[Component data from apps and pages]
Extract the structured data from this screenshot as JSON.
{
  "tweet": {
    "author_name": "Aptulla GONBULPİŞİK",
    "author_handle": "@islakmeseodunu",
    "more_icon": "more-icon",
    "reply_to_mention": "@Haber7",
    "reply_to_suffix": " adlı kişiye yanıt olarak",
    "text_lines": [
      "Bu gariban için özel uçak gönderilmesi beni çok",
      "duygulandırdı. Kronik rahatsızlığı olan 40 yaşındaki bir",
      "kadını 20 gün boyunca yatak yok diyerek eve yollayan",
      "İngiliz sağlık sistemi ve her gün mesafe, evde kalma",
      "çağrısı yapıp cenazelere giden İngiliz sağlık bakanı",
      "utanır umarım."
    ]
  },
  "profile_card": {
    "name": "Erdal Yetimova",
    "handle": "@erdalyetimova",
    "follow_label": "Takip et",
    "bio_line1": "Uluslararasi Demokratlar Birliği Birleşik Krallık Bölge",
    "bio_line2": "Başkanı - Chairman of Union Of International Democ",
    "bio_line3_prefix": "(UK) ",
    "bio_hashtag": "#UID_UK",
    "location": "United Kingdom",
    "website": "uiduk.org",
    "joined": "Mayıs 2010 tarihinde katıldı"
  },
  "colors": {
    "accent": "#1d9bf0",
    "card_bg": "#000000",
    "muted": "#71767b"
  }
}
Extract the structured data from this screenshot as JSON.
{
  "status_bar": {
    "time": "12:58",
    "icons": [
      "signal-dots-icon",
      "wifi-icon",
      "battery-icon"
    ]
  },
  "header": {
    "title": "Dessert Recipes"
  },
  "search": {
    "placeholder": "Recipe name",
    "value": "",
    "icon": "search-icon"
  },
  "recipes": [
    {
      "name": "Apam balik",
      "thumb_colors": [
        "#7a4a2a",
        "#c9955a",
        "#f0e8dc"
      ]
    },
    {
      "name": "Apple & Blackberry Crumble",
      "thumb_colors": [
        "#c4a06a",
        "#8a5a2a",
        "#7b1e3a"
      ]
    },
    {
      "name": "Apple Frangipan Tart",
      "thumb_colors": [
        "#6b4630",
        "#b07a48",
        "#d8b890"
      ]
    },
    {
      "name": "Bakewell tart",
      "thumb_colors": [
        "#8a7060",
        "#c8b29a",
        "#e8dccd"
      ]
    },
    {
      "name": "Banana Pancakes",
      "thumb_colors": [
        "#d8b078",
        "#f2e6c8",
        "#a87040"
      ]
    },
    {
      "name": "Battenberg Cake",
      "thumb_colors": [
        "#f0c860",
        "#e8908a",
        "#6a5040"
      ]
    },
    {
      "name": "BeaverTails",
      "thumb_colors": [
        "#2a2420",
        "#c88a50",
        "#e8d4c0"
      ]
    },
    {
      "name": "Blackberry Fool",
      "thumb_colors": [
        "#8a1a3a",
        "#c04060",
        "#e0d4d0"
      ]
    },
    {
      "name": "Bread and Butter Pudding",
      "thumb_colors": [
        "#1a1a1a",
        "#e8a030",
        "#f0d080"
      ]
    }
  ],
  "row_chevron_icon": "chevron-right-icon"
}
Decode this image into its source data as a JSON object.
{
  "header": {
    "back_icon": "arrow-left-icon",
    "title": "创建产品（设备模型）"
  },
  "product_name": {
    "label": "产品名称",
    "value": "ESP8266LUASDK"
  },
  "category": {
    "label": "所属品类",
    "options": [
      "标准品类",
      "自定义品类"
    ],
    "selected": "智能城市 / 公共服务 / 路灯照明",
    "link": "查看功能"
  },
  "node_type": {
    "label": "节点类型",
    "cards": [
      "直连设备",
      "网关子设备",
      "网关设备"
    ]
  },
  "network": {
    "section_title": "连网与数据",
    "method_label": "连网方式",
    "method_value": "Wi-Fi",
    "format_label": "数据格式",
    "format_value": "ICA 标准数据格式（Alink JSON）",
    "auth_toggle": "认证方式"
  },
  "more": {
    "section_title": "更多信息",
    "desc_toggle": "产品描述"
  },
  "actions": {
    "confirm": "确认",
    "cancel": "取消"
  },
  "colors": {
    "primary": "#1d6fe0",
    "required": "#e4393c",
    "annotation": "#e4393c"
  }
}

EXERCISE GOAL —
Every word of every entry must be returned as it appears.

REPLY —
Extract the structured data from this screenshot as JSON.
{
  "tweet": {
    "author_name": "Aptulla GONBULPİŞİK",
    "author_handle": "@islakmeseodunu",
    "more_icon": "more-icon",
    "reply_to_mention": "@Haber7",
    "reply_to_suffix": " adlı kişiye yanıt olarak",
    "text_lines": [
      "Bu gariban için özel uçak gönderilmesi beni çok",
      "duygulandırdı. Kronik rahatsızlığı olan 40 yaşındaki bir",
      "kadını 20 gün boyunca yatak yok diyerek eve yollayan",
      "İngiliz sağlık sistemi ve her gün mesafe, evde kalma",
      "çağrısı yapıp cenazelere giden İngiliz sağlık bakanı",
      "utanır umarım."
    ]
  },
  "profile_card": {
    "name": "Erdal Yetimova",
    "handle": "@erdalyetimova",
    "follow_label": "Takip et",
    "bio_line1": "Uluslararasi Demokratlar Birliği Birleşik Krallık Bölge",
    "bio_line2": "Başkanı - Chairman of Union Of International Democ",
    "bio_line3_prefix": "(UK) ",
    "bio_hashtag": "#UID_UK",
    "location": "United Kingdom",
    "website": "uiduk.org",
    "joined": "Mayıs 2010 tarihinde katıldı"
  },
  "colors": {
    "accent": "#1d9bf0",
    "card_bg": "#000000",
    "muted": "#71767b"
  }
}
Extract the structured data from this screenshot as JSON.
{
  "status_bar": {
    "time": "12:58",
    "icons": [
      "signal-dots-icon",
      "wifi-icon",
      "battery-icon"
    ]
  },
  "header": {
    "title": "Dessert Recipes"
  },
  "search": {
    "placeholder": "Recipe name",
    "value": "",
    "icon": "search-icon"
  },
  "recipes": [
    {
      "name": "Apam balik",
      "thumb_colors": [
        "#7a4a2a",
        "#c9955a",
        "#f0e8dc"
      ]
    },
    {
      "name": "Apple & Blackberry Crumble",
      "thumb_colors": [
        "#c4a06a",
        "#8a5a2a",
        "#7b1e3a"
      ]
    },
    {
      "name": "Apple Frangipan Tart",
      "thumb_colors": [
        "#6b4630",
        "#b07a48",
        "#d8b890"
      ]
    },
    {
      "name": "Bakewell tart",
      "thumb_colors": [
        "#8a7060",
        "#c8b29a",
        "#e8dccd"
      ]
    },
    {
      "name": "Banana Pancakes",
      "thumb_colors": [
        "#d8b078",
        "#f2e6c8",
        "#a87040"
      ]
    },
    {
      "name": "Battenberg Cake",
      "thumb_colors": [
        "#f0c860",
        "#e8908a",
        "#6a5040"
      ]
    },
    {
      "name": "BeaverTails",
      "thumb_colors": [
        "#2a2420",
        "#c88a50",
        "#e8d4c0"
      ]
    },
    {
      "name": "Blackberry Fool",
      "thumb_colors": [
        "#8a1a3a",
        "#c04060",
        "#e0d4d0"
      ]
    },
    {
      "name": "Bread and Butter Pudding",
      "thumb_colors": [
        "#1a1a1a",
        "#e8a030",
        "#f0d080"
      ]
    }
  ],
  "row_chevron_icon": "chevron-right-icon"
}
Decode this image into its source data as a JSON object.
{
  "header": {
    "back_icon": "arrow-left-icon",
    "title": "创建产品（设备模型）"
  },
  "product_name": {
    "label": "产品名称",
    "value": "ESP8266LUASDK"
  },
  "category": {
    "label": "所属品类",
    "options": [
      "标准品类",
      "自定义品类"
    ],
    "selected": "智能城市 / 公共服务 / 路灯照明",
    "link": "查看功能"
  },
  "node_type": {
    "label": "节点类型",
    "cards": [
      "直连设备",
      "网关子设备",
      "网关设备"
    ]
  },
  "network": {
    "section_title": "连网与数据",
    "method_label": "连网方式",
    "method_value": "Wi-Fi",
    "format_label": "数据格式",
    "format_value": "ICA 标准数据格式（Alink JSON）",
    "auth_toggle": "认证方式"
  },
  "more": {
    "section_title": "更多信息",
    "desc_toggle": "产品描述"
  },
  "actions": {
    "confirm": "确认",
    "cancel": "取消"
  },
  "colors": {
    "primary": "#1d6fe0",
    "required": "#e4393c",
    "annotation": "#e4393c"
  }
}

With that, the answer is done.